Although the Namibian Marine Phosphate (NMP) still has to iron a few differences with the Ministry of Fisheries and Marine Resources (MFMR), it still expects to resume its site construction in the first quarter of next year.
According to NMP, there will be reasonable impact on the ecosystem when the phosphate marine is done in Namibia but it will not be excessive on the country’s environment. Research has actually shown that their practice is safe, it insists.
This argument is meant to clarify the growing misunderstanding on the operations of the mine and how its operations will impact the surrounding environment.
Following MFMR’s unspecified queries over the mine’s environmental assessment, NMP believes the proposed project along the Namibian coastline will see the light of day.
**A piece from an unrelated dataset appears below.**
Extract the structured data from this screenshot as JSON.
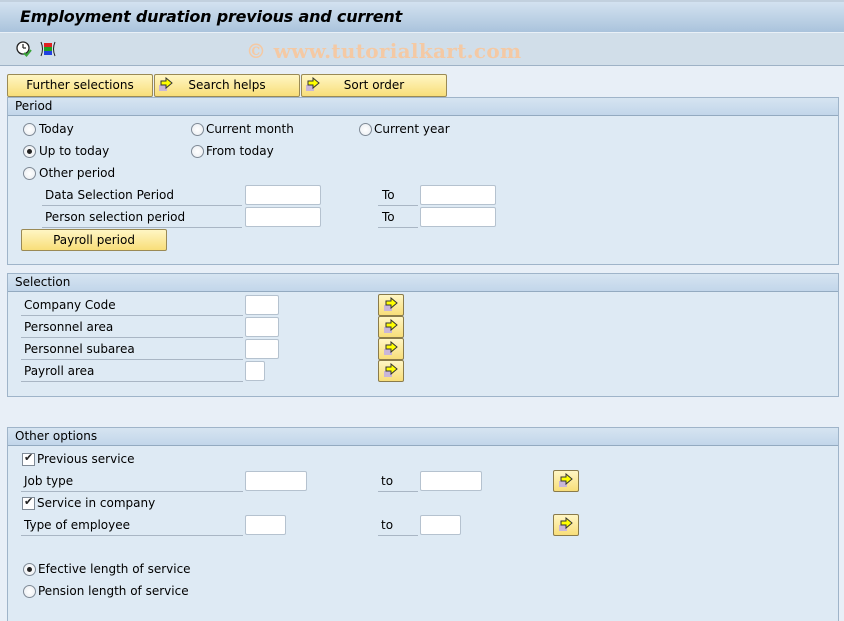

This comes after the project, which is expected to pour in N$3.1b in investment, has been facing stiff resistance from the residents and lobby groups of Swakopmund.
Chief executive officer of operations for the company, Barnabas Uugwanga argues that the project, if successful, would make Namibia the seventh largest phosphate producer in the world and would heavily cut down on the agricultural input cost in the country.
Other major phosphate producers include Morocco (which caters for about 45% of the world’s needs), South Africa, Saudi Arabia and China.
Phosphate is a major component in the manufacturing of fertiliser worldwide. Namibia is said to be, in fact, sitting on the most lucrative and economically viable phosphate deposits as compared to other countries in the world.
According to Uugwanga, plans are afloat to prepare the phosphate locally.
“The project is expected to contribute about N$2.4b in revenue to the Namibian economy at its peak while it will also create between 400 and 500 jobs during the construction phase,” he said.
NMP also has a direct contribution of about N$1b to the State coffers through royalties and a rate of about N$50m per year.
NMP joint venture holds concessions (exploration prospecting licenses - EPLs) of about 2 233 km of ocean floor situated about 60km south-west of Walvis Bay.
According to the recent studies by the company, the phosphate deposits measure between 130m by 2 400m and have a 300-year lifespan.